Work to be completed: The answer must be an exact copy of the records, with every picture left out.

:: The records ::

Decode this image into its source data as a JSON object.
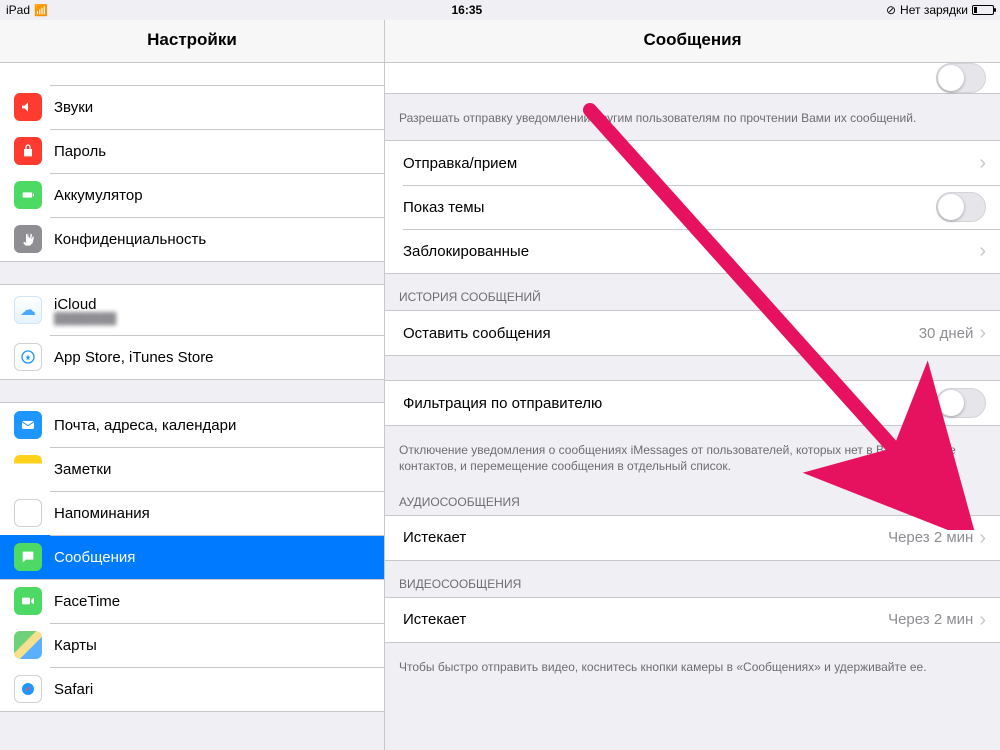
{
  "statusbar": {
    "device": "iPad",
    "time": "16:35",
    "charging_text": "Нет зарядки"
  },
  "sidebar": {
    "title": "Настройки",
    "group1": [
      {
        "label": "Звуки",
        "icon": "sounds-icon",
        "color": "#ff3b30"
      },
      {
        "label": "Пароль",
        "icon": "lock-icon",
        "color": "#ff3b30"
      },
      {
        "label": "Аккумулятор",
        "icon": "battery-icon",
        "color": "#4cd964"
      },
      {
        "label": "Конфиденциальность",
        "icon": "hand-icon",
        "color": "#8e8e93"
      }
    ],
    "group2": [
      {
        "label": "iCloud",
        "sub": "████████",
        "icon": "icloud-icon"
      },
      {
        "label": "App Store, iTunes Store",
        "icon": "appstore-icon",
        "color": "#1e96ff"
      }
    ],
    "group3": [
      {
        "label": "Почта, адреса, календари",
        "icon": "mail-icon",
        "color": "#1e96ff"
      },
      {
        "label": "Заметки",
        "icon": "notes-icon",
        "color": "#ffcc00"
      },
      {
        "label": "Напоминания",
        "icon": "reminders-icon",
        "color": "#ffffff"
      },
      {
        "label": "Сообщения",
        "icon": "messages-icon",
        "color": "#4cd964",
        "selected": true
      },
      {
        "label": "FaceTime",
        "icon": "facetime-icon",
        "color": "#4cd964"
      },
      {
        "label": "Карты",
        "icon": "maps-icon",
        "color": "#ffffff"
      },
      {
        "label": "Safari",
        "icon": "safari-icon",
        "color": "#1e96ff"
      }
    ]
  },
  "detail": {
    "title": "Сообщения",
    "read_receipts_footer": "Разрешать отправку уведомлений другим пользователям по прочтении Вами их сообщений.",
    "rows": {
      "send_receive": "Отправка/прием",
      "show_subject": "Показ темы",
      "blocked": "Заблокированные"
    },
    "history_header": "ИСТОРИЯ СООБЩЕНИЙ",
    "keep_messages": {
      "label": "Оставить сообщения",
      "value": "30 дней"
    },
    "filter": {
      "label": "Фильтрация по отправителю"
    },
    "filter_footer": "Отключение уведомления о сообщениях iMessages от пользователей, которых нет в Вашем списке контактов, и перемещение сообщения  в отдельный список.",
    "audio_header": "АУДИОСООБЩЕНИЯ",
    "audio_expire": {
      "label": "Истекает",
      "value": "Через 2 мин"
    },
    "video_header": "ВИДЕОСООБЩЕНИЯ",
    "video_expire": {
      "label": "Истекает",
      "value": "Через 2 мин"
    },
    "video_footer": "Чтобы быстро отправить видео, коснитесь кнопки камеры в «Сообщениях» и удерживайте ее."
  }
}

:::

Reply:
Decode this image into its source data as a JSON object.
{
  "statusbar": {
    "device": "iPad",
    "time": "16:35",
    "charging_text": "Нет зарядки"
  },
  "sidebar": {
    "title": "Настройки",
    "group1": [
      {
        "label": "Звуки",
        "icon": "sounds-icon",
        "color": "#ff3b30"
      },
      {
        "label": "Пароль",
        "icon": "lock-icon",
        "color": "#ff3b30"
      },
      {
        "label": "Аккумулятор",
        "icon": "battery-icon",
        "color": "#4cd964"
      },
      {
        "label": "Конфиденциальность",
        "icon": "hand-icon",
        "color": "#8e8e93"
      }
    ],
    "group2": [
      {
        "label": "iCloud",
        "sub": "████████",
        "icon": "icloud-icon"
      },
      {
        "label": "App Store, iTunes Store",
        "icon": "appstore-icon",
        "color": "#1e96ff"
      }
    ],
    "group3": [
      {
        "label": "Почта, адреса, календари",
        "icon": "mail-icon",
        "color": "#1e96ff"
      },
      {
        "label": "Заметки",
        "icon": "notes-icon",
        "color": "#ffcc00"
      },
      {
        "label": "Напоминания",
        "icon": "reminders-icon",
        "color": "#ffffff"
      },
      {
        "label": "Сообщения",
        "icon": "messages-icon",
        "color": "#4cd964",
        "selected": true
      },
      {
        "label": "FaceTime",
        "icon": "facetime-icon",
        "color": "#4cd964"
      },
      {
        "label": "Карты",
        "icon": "maps-icon",
        "color": "#ffffff"
      },
      {
        "label": "Safari",
        "icon": "safari-icon",
        "color": "#1e96ff"
      }
    ]
  },
  "detail": {
    "title": "Сообщения",
    "read_receipts_footer": "Разрешать отправку уведомлений другим пользователям по прочтении Вами их сообщений.",
    "rows": {
      "send_receive": "Отправка/прием",
      "show_subject": "Показ темы",
      "blocked": "Заблокированные"
    },
    "history_header": "ИСТОРИЯ СООБЩЕНИЙ",
    "keep_messages": {
      "label": "Оставить сообщения",
      "value": "30 дней"
    },
    "filter": {
      "label": "Фильтрация по отправителю"
    },
    "filter_footer": "Отключение уведомления о сообщениях iMessages от пользователей, которых нет в Вашем списке контактов, и перемещение сообщения  в отдельный список.",
    "audio_header": "АУДИОСООБЩЕНИЯ",
    "audio_expire": {
      "label": "Истекает",
      "value": "Через 2 мин"
    },
    "video_header": "ВИДЕОСООБЩЕНИЯ",
    "video_expire": {
      "label": "Истекает",
      "value": "Через 2 мин"
    },
    "video_footer": "Чтобы быстро отправить видео, коснитесь кнопки камеры в «Сообщениях» и удерживайте ее."
  }
}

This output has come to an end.